By Eric T. Baker
Although it covers the same time period, region of the world, and subject as the first Crown of Glory, Matrix Games’ new Crown of Glory: Emperor’s Edition for the PC is in fact such a complete overhaul of the original that it is basically a new game. It is still a turn-based strategy game set in Europe during the Age of Napoleon, but it’s also a much deeper and (in some places) a more streamlined game. The conflicts from 1792 to 1820, both on the ground, on the sea, and at the diplomacy table are here to be played out.
The biggest and most obvious improvement in this edition of CoG is the map. There are 70 new movement areas, but at the same time, the map zooms all the way from a view of all of Europe down to a province level. An option has been added to play with a simplified economy so players can focus more on the combat if they wish, but at the same time rules have been added for such things as attrition on the march (staying on roads lowers its effects), war time inflation, and spirit of the nation (a rating of a country’s will to fight).
For combat, the biggest change is on the sea. The abstract combat of the first game has been replaced by a turn-based tactical level game where ships have ratings for everything from experience to sail quality and the player controls things down to the level of if the guns on a ship are aimed low or high. Similar detail has been added to land combat, along with the option to fight at the division or brigade level. More historical units have been added, and more detail has been given to all units.
It is the nature of wargames to speak of them as simulations. The closer they try to adhere to the realities of humanity, physics, and history, the more the simulation label fits. Every now and then, though, a game is released that is such an exact simulation that it seems to invalidate the use of that description on other, less accurate games. In this case, the “game” is Digital Combat Simulator: Black Shark for the PC from Russian studio Eagle Dynamics. The Black Shark of the title is a Russian attack helicopter.

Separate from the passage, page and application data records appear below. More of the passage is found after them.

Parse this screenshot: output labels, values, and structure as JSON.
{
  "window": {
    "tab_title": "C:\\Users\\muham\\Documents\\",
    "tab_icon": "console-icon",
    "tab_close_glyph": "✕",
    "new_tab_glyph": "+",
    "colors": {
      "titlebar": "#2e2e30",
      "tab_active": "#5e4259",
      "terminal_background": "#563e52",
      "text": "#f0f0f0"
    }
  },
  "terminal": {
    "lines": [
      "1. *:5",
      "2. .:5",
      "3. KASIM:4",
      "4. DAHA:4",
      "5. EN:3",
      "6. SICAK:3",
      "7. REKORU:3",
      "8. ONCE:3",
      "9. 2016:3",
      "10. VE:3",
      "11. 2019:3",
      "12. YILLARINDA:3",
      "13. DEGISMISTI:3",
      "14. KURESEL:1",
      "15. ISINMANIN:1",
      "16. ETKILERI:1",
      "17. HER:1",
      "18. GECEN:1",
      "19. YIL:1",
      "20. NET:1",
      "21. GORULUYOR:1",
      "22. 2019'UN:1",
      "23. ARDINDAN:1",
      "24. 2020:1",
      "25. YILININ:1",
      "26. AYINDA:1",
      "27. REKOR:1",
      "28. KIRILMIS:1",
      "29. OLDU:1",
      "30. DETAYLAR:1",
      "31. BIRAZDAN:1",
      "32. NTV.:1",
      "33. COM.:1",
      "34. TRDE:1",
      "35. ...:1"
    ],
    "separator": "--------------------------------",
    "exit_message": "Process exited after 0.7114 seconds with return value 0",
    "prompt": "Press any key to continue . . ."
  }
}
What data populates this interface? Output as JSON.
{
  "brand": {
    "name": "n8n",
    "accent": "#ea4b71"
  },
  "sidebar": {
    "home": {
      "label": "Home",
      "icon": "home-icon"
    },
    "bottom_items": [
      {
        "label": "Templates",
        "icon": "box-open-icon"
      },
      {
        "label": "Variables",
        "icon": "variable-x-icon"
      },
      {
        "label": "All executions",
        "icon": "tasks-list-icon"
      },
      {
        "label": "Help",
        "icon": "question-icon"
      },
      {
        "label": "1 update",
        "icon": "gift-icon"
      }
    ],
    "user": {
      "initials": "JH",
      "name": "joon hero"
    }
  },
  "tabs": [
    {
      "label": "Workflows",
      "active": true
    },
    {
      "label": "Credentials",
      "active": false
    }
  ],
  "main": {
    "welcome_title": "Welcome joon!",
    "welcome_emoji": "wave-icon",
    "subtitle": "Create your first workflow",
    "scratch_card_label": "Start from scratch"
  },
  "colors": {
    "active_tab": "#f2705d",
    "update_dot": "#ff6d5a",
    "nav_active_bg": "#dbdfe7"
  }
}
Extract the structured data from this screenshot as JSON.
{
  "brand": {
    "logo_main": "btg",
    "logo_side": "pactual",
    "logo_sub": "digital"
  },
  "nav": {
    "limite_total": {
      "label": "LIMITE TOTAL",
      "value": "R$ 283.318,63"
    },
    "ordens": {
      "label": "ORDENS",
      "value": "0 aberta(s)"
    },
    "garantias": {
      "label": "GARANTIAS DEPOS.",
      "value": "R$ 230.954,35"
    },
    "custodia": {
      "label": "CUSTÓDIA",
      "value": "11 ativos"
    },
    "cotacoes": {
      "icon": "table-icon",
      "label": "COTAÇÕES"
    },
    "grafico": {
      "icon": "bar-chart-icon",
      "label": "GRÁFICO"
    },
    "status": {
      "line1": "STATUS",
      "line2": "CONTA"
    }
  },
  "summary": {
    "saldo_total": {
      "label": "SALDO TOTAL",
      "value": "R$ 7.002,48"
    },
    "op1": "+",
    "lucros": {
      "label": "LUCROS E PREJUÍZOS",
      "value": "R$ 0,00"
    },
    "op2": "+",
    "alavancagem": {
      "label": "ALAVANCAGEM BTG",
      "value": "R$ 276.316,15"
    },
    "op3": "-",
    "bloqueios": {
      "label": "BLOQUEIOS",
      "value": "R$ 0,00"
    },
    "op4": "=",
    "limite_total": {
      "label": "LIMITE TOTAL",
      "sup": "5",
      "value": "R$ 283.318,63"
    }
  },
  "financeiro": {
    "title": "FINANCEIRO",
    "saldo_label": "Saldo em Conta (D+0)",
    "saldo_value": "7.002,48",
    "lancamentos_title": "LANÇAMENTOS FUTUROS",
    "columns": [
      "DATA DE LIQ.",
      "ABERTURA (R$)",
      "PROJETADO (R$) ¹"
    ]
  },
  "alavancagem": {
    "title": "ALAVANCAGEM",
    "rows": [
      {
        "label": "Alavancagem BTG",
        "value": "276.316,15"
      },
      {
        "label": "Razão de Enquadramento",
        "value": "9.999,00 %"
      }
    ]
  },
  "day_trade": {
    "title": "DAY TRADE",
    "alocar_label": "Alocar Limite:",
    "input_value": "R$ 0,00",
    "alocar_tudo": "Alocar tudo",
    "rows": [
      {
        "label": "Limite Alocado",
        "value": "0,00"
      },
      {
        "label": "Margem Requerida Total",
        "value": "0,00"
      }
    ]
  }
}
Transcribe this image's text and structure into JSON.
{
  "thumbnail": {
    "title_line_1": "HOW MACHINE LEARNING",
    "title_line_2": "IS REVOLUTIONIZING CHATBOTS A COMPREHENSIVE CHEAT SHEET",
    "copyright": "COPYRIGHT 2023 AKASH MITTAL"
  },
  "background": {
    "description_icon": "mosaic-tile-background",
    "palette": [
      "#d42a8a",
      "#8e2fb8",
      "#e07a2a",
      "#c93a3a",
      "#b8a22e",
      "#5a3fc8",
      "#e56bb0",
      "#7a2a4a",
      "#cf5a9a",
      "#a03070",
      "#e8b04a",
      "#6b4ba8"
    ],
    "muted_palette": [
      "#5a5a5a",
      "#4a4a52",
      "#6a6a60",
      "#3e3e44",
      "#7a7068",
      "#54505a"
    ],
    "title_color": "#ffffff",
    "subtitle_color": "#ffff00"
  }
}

How exact a simulation is DCS: BS? Every button, knob, switch, and control in the cockpit of the real helicopter is in the game, and every one of them actually does something. Turning on the engines and taking off requires activating 51 different buttons and switches, just as it does in the real Black Sharks. Mastering this game might not enable a player to actually fly the real helicopter, but it would put them well down the road to doing so.
As wonderfully faithful to its subject as DCS: BS is, the game’s weaknesses are in its graphics, which are accurate, but not state of the art, and in the enemy and wing man AI which is just barely good enough to be entertaining. Luckily there is an online co-op mode so players can have a human backing them up. But in the end DCS: BS isn’t a game about carnage and kill count, it is game about the satisfaction that comes from taking the controls of one of the world’s complex weapons of war and mastering it.
And speaking of simulations and games where carnage is not the reward, Firaxis has released Sid Meier’s Civilization IV Complete for the PC. This box contains the base Civ IV game, but also includes the two expansions: Warlord and Beyond the Sword. This is not simulation of the 51-button stripe, but it is the trademark fun of starting with a small base and slowly growing it, turn by turn, into the largest and most powerful “civilization” on the map. Obviously, this package is for anyone who has managed to completely resist getting into Civ IV in the years since its initial release.
Civ IV is an award-winning game. Warlord adds powers and gameplay features to the basic mix. Beyond the Sword adds more powers and further tweaks the gameplay. Warlord adds great generals to the mix, but also includes six new scenarios that change the way the game is played. BtS beefs up espionage, but it also adds some player-created “mods” that use the Civ IV engine but provide a different game experience. With a release date for Civ V still not announced, this is a well-timed and well-priced collection.